[PROMPT]: Print the listing below exactly as written.

-------- RECORDS FOR THE EXERCISE

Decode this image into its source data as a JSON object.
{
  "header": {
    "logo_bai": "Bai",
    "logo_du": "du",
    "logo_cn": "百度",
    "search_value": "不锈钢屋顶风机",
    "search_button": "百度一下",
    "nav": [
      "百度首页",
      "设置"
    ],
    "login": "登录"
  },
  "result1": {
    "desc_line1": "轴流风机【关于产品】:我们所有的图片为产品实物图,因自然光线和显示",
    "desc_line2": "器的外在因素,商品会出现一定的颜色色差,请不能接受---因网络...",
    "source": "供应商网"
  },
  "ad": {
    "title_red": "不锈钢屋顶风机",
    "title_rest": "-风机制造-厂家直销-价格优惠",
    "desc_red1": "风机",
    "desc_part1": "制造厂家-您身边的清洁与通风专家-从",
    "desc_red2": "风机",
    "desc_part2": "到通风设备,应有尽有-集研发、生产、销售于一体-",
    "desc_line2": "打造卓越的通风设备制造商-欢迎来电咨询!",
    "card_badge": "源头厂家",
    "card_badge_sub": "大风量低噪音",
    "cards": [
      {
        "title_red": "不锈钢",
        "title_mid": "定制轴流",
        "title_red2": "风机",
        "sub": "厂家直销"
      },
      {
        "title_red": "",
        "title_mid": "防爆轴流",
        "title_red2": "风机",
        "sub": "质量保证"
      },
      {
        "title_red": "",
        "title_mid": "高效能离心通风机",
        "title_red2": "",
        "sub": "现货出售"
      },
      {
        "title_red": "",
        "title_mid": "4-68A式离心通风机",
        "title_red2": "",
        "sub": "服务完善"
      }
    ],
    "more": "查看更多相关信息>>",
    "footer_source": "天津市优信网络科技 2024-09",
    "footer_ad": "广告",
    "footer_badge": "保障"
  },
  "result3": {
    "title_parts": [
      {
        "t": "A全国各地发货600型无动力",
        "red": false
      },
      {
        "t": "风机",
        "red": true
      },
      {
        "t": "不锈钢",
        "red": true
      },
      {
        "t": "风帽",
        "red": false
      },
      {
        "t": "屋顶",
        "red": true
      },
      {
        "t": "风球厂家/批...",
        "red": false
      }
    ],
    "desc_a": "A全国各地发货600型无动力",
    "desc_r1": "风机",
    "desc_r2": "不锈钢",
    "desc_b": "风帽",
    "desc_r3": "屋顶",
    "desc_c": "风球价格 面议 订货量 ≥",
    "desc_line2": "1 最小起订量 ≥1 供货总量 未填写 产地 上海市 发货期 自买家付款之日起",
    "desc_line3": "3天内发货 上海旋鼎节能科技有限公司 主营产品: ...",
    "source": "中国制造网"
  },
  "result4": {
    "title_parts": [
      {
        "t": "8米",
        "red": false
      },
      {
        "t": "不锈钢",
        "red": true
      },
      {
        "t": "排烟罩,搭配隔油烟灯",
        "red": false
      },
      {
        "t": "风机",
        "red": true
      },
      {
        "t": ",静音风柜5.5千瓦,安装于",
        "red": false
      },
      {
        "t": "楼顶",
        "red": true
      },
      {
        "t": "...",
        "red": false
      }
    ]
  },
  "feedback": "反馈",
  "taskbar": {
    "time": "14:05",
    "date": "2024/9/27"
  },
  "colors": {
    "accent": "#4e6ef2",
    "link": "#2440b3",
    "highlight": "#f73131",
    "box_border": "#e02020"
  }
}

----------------

[ANSWER TO THE PROBLEM]:
Decode this image into its source data as a JSON object.
{
  "header": {
    "logo_bai": "Bai",
    "logo_du": "du",
    "logo_cn": "百度",
    "search_value": "不锈钢屋顶风机",
    "search_button": "百度一下",
    "nav": [
      "百度首页",
      "设置"
    ],
    "login": "登录"
  },
  "result1": {
    "desc_line1": "轴流风机【关于产品】:我们所有的图片为产品实物图,因自然光线和显示",
    "desc_line2": "器的外在因素,商品会出现一定的颜色色差,请不能接受---因网络...",
    "source": "供应商网"
  },
  "ad": {
    "title_red": "不锈钢屋顶风机",
    "title_rest": "-风机制造-厂家直销-价格优惠",
    "desc_red1": "风机",
    "desc_part1": "制造厂家-您身边的清洁与通风专家-从",
    "desc_red2": "风机",
    "desc_part2": "到通风设备,应有尽有-集研发、生产、销售于一体-",
    "desc_line2": "打造卓越的通风设备制造商-欢迎来电咨询!",
    "card_badge": "源头厂家",
    "card_badge_sub": "大风量低噪音",
    "cards": [
      {
        "title_red": "不锈钢",
        "title_mid": "定制轴流",
        "title_red2": "风机",
        "sub": "厂家直销"
      },
      {
        "title_red": "",
        "title_mid": "防爆轴流",
        "title_red2": "风机",
        "sub": "质量保证"
      },
      {
        "title_red": "",
        "title_mid": "高效能离心通风机",
        "title_red2": "",
        "sub": "现货出售"
      },
      {
        "title_red": "",
        "title_mid": "4-68A式离心通风机",
        "title_red2": "",
        "sub": "服务完善"
      }
    ],
    "more": "查看更多相关信息>>",
    "footer_source": "天津市优信网络科技 2024-09",
    "footer_ad": "广告",
    "footer_badge": "保障"
  },
  "result3": {
    "title_parts": [
      {
        "t": "A全国各地发货600型无动力",
        "red": false
      },
      {
        "t": "风机",
        "red": true
      },
      {
        "t": "不锈钢",
        "red": true
      },
      {
        "t": "风帽",
        "red": false
      },
      {
        "t": "屋顶",
        "red": true
      },
      {
        "t": "风球厂家/批...",
        "red": false
      }
    ],
    "desc_a": "A全国各地发货600型无动力",
    "desc_r1": "风机",
    "desc_r2": "不锈钢",
    "desc_b": "风帽",
    "desc_r3": "屋顶",
    "desc_c": "风球价格 面议 订货量 ≥",
    "desc_line2": "1 最小起订量 ≥1 供货总量 未填写 产地 上海市 发货期 自买家付款之日起",
    "desc_line3": "3天内发货 上海旋鼎节能科技有限公司 主营产品: ...",
    "source": "中国制造网"
  },
  "result4": {
    "title_parts": [
      {
        "t": "8米",
        "red": false
      },
      {
        "t": "不锈钢",
        "red": true
      },
      {
        "t": "排烟罩,搭配隔油烟灯",
        "red": false
      },
      {
        "t": "风机",
        "red": true
      },
      {
        "t": ",静音风柜5.5千瓦,安装于",
        "red": false
      },
      {
        "t": "楼顶",
        "red": true
      },
      {
        "t": "...",
        "red": false
      }
    ]
  },
  "feedback": "反馈",
  "taskbar": {
    "time": "14:05",
    "date": "2024/9/27"
  },
  "colors": {
    "accent": "#4e6ef2",
    "link": "#2440b3",
    "highlight": "#f73131",
    "box_border": "#e02020"
  }
}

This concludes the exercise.